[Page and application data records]
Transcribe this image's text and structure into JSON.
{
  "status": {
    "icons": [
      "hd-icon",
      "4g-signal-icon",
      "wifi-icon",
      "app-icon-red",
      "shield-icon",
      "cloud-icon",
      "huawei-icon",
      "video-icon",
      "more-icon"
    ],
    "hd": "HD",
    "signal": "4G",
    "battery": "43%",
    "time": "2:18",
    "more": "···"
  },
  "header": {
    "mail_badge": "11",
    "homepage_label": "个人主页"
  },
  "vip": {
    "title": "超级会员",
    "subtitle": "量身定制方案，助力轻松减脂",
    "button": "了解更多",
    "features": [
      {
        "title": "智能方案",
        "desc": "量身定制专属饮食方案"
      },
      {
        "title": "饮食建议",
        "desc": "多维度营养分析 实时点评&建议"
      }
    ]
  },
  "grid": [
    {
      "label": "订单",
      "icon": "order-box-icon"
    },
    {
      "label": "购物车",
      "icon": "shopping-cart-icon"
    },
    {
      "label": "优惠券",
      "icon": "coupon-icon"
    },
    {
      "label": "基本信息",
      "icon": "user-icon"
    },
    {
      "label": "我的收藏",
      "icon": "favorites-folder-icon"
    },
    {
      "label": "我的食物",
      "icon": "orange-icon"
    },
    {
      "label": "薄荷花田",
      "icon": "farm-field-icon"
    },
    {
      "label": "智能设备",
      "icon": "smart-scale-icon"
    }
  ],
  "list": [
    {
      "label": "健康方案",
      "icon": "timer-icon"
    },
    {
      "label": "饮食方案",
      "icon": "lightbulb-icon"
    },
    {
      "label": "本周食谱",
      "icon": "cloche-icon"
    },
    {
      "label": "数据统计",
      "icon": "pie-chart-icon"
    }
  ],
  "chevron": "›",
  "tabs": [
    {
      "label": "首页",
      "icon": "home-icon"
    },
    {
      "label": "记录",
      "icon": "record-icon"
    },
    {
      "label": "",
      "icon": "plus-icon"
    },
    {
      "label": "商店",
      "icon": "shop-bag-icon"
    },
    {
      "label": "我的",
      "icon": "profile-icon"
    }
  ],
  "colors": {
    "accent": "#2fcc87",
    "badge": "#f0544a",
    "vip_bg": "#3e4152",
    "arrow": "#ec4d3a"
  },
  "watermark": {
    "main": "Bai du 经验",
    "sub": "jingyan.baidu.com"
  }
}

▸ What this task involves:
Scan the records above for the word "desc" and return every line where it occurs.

▸ Reply:
        "desc": "量身定制专属饮食方案"
        "desc": "多维度营养分析 实时点评&建议"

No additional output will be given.